== Task statement ==
The pictures must be left out, while the rest of the data is copied exactly.

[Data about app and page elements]

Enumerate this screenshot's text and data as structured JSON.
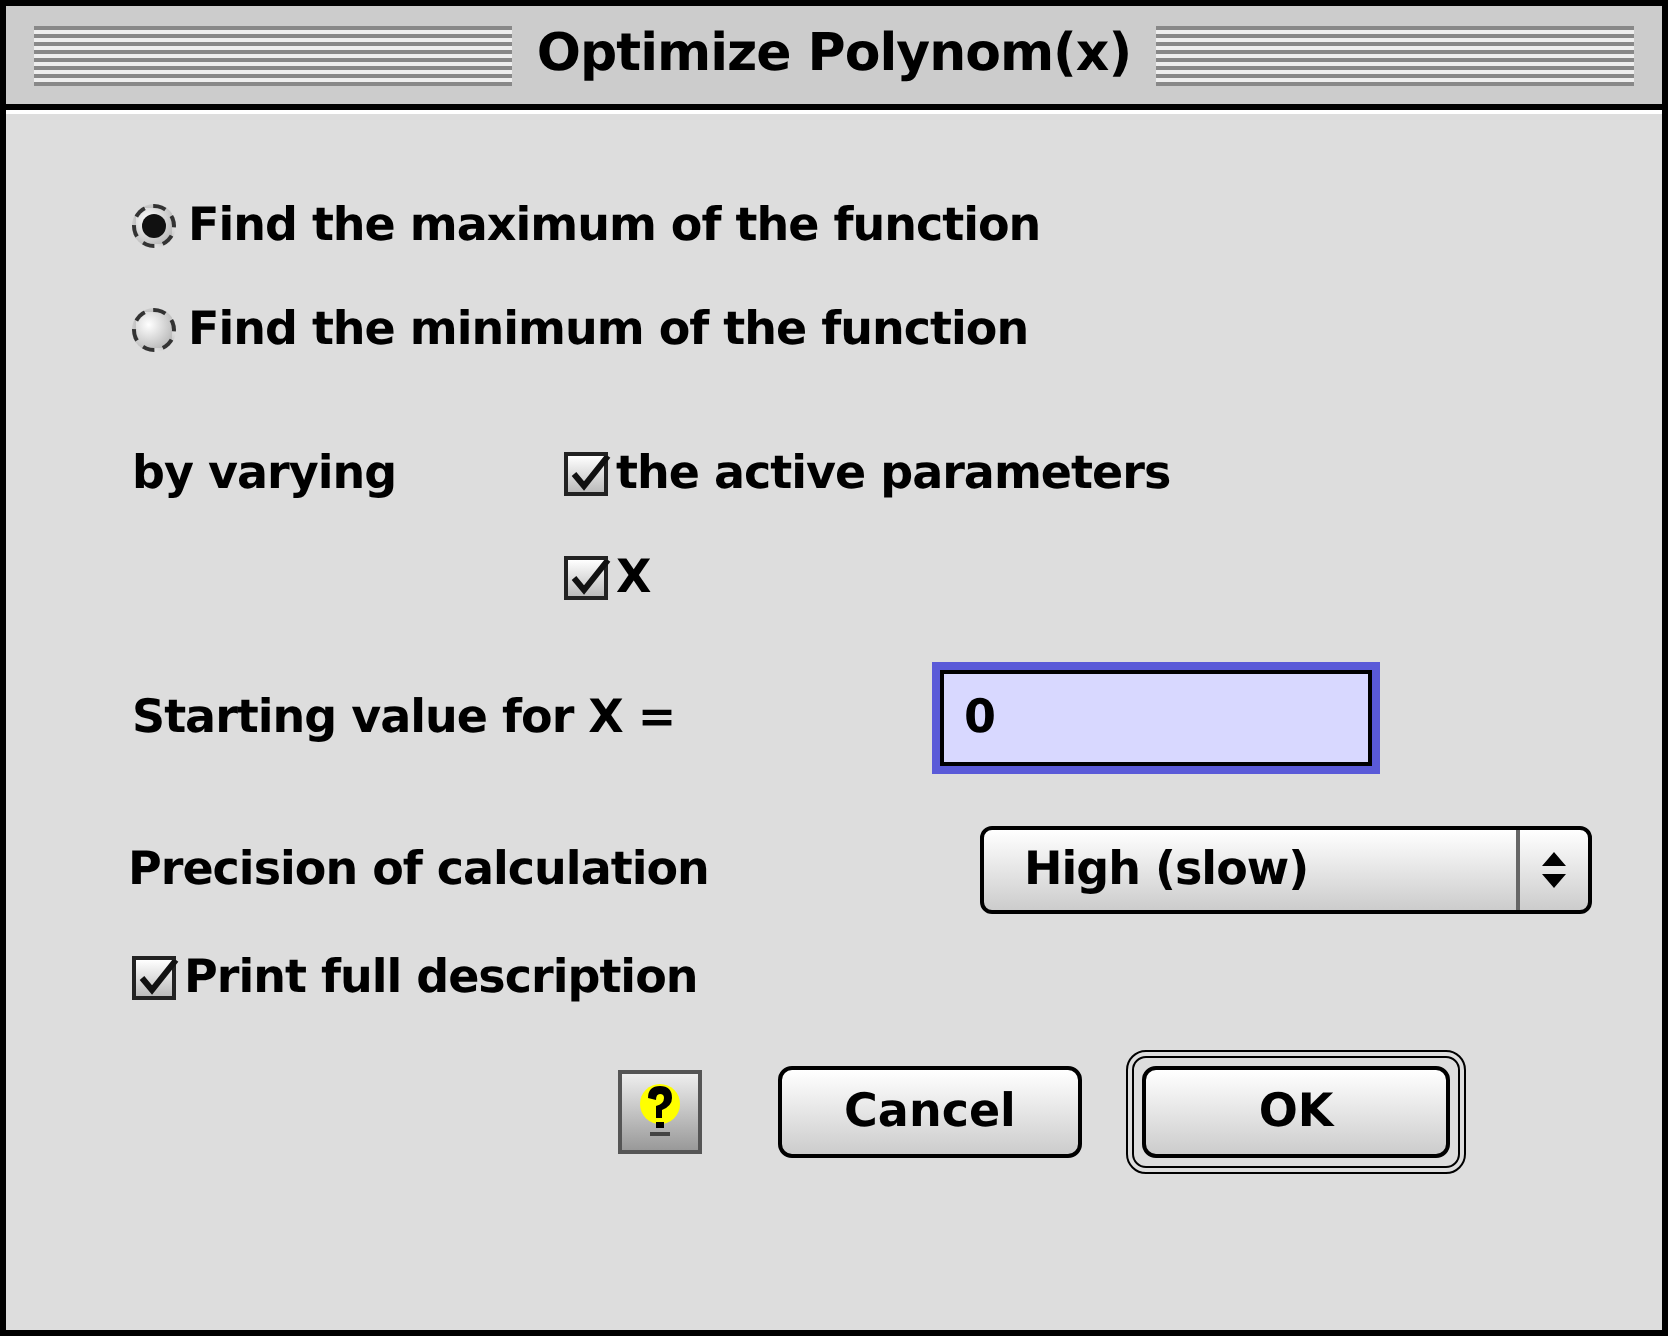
{
  "window": {
    "title": "Optimize Polynom(x)"
  },
  "objective": [
    {
      "label": "Find the maximum of the function",
      "selected": true
    },
    {
      "label": "Find the minimum of the function",
      "selected": false
    }
  ],
  "vary": {
    "label": "by varying",
    "options": [
      {
        "label": "the active parameters",
        "checked": true
      },
      {
        "label": "X",
        "checked": true
      }
    ]
  },
  "start": {
    "label": "Starting value for X =",
    "value": "0"
  },
  "precision": {
    "label": "Precision of calculation",
    "value": "High (slow)"
  },
  "print": {
    "label": "Print full description",
    "checked": true
  },
  "buttons": [
    {
      "label": "Cancel",
      "default": false
    },
    {
      "label": "OK",
      "default": true
    }
  ]
}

== Response to the task ==
Enumerate this screenshot's text and data as structured JSON.
{
  "window": {
    "title": "Optimize Polynom(x)"
  },
  "objective": [
    {
      "label": "Find the maximum of the function",
      "selected": true
    },
    {
      "label": "Find the minimum of the function",
      "selected": false
    }
  ],
  "vary": {
    "label": "by varying",
    "options": [
      {
        "label": "the active parameters",
        "checked": true
      },
      {
        "label": "X",
        "checked": true
      }
    ]
  },
  "start": {
    "label": "Starting value for X =",
    "value": "0"
  },
  "precision": {
    "label": "Precision of calculation",
    "value": "High (slow)"
  },
  "print": {
    "label": "Print full description",
    "checked": true
  },
  "buttons": [
    {
      "label": "Cancel",
      "default": false
    },
    {
      "label": "OK",
      "default": true
    }
  ]
}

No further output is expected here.